◆ Instructions to follow
From the records below, determine the number of lines containing "filter". Output that number alone.

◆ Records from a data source
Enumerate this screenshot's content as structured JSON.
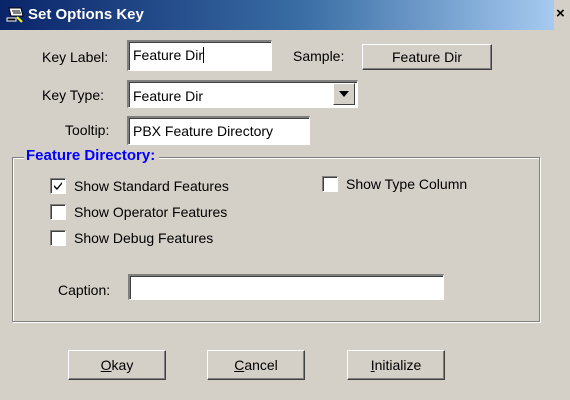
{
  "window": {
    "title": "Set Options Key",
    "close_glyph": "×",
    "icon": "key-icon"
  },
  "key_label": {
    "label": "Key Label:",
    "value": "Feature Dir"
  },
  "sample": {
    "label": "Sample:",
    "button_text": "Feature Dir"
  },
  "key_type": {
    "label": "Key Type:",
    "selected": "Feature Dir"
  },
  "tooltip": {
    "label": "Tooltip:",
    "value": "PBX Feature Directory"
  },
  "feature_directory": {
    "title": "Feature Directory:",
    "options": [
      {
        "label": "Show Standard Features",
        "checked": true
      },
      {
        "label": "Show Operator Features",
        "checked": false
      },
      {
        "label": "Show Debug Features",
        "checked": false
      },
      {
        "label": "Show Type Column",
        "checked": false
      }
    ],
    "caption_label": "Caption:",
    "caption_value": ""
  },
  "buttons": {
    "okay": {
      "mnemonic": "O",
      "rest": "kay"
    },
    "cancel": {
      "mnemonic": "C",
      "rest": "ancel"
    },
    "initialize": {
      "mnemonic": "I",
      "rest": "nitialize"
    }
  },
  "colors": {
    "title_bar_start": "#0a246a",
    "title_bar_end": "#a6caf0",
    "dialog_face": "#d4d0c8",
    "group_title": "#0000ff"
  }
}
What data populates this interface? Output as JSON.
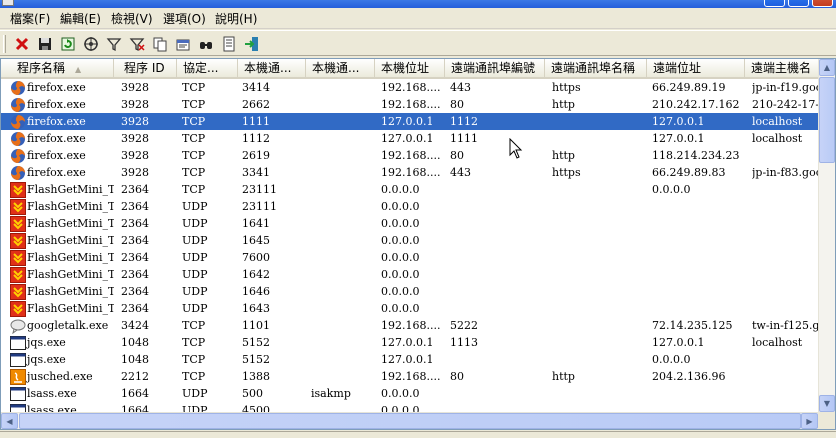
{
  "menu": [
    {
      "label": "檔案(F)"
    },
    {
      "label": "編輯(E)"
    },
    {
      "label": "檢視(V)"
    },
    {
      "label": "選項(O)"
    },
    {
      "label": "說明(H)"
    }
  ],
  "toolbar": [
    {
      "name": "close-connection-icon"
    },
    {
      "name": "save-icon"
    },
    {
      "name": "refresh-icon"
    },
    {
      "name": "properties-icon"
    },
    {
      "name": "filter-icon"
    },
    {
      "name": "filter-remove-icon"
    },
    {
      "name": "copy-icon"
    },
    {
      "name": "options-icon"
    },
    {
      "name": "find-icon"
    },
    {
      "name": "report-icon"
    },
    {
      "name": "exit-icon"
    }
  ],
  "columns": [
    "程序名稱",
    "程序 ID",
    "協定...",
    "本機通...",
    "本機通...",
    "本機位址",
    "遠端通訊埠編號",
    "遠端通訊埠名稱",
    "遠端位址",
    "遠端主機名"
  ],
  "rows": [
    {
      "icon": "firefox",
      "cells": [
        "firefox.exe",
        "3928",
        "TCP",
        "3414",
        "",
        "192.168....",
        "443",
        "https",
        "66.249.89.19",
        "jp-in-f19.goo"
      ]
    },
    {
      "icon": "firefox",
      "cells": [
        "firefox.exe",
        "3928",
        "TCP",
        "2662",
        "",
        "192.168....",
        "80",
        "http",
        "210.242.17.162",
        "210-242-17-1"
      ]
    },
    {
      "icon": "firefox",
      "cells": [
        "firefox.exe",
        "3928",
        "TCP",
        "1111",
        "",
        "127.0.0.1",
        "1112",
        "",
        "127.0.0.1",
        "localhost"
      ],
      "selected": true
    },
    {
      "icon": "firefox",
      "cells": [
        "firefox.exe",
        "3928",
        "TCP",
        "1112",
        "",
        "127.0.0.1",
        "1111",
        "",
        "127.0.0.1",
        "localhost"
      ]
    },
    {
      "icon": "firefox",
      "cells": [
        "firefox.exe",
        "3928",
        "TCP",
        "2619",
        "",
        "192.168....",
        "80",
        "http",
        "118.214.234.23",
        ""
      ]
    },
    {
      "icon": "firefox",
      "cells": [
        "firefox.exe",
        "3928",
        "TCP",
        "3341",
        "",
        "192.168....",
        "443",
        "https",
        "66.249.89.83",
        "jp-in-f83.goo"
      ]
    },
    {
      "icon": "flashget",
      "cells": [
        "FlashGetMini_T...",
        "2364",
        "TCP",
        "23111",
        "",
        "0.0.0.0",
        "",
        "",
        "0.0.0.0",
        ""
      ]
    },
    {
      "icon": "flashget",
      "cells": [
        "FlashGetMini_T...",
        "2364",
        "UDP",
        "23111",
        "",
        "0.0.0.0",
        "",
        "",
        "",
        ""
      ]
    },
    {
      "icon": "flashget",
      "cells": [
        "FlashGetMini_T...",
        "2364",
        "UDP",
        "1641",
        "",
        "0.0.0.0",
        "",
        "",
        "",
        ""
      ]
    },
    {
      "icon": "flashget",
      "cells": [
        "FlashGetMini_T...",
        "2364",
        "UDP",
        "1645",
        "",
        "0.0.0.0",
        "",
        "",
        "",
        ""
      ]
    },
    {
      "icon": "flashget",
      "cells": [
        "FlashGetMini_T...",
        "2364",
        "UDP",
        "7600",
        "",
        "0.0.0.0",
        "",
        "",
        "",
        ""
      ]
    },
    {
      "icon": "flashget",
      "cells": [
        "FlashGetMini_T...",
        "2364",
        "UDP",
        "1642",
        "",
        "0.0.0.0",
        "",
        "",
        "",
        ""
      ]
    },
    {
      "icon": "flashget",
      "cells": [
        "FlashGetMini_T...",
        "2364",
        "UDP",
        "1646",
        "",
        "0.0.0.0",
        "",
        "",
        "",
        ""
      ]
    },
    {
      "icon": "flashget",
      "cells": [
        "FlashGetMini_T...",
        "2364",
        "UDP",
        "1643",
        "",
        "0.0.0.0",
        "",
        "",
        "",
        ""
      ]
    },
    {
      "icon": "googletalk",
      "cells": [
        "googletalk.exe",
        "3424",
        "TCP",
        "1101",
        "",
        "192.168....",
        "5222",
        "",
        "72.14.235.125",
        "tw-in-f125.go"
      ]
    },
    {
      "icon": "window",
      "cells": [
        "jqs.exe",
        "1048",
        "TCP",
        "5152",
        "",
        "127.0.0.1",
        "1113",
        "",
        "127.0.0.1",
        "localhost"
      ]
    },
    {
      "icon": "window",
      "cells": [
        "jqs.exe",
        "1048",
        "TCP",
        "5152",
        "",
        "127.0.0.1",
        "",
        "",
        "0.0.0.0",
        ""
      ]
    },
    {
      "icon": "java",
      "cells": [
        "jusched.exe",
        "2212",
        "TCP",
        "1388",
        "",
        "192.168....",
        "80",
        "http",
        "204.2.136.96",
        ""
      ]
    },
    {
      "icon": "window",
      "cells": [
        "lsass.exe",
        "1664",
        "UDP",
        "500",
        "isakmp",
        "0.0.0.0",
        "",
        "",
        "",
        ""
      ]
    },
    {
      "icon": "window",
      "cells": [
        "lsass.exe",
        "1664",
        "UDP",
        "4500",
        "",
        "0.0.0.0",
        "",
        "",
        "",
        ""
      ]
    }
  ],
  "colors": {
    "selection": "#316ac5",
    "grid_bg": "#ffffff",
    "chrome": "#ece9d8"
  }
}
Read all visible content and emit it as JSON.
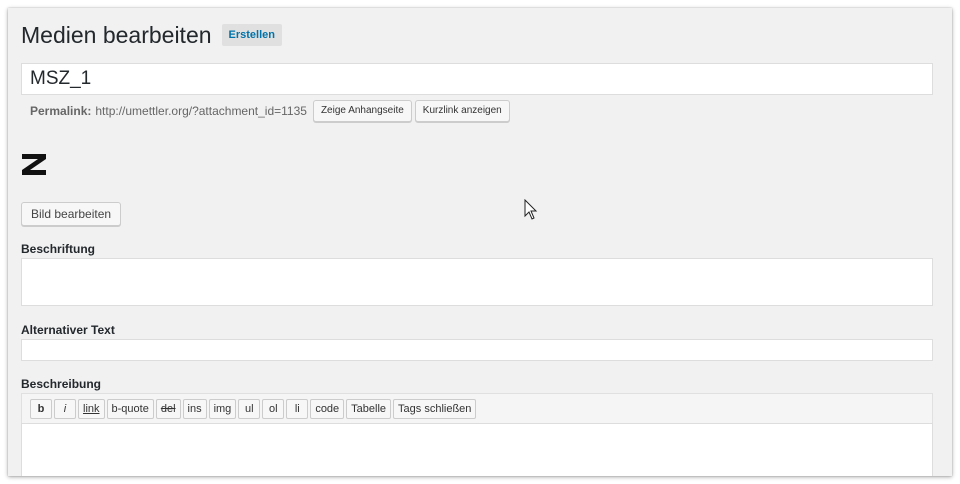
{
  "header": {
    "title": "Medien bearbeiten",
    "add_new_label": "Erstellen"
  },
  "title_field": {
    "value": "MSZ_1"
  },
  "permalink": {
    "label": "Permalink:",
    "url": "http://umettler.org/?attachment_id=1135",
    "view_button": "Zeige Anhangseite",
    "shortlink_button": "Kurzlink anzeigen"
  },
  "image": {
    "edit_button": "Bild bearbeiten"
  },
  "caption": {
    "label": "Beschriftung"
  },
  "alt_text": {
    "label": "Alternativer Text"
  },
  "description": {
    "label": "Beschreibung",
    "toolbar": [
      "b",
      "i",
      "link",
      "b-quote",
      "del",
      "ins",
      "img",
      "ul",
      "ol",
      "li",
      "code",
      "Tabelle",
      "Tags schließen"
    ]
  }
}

◆ Solved problem
2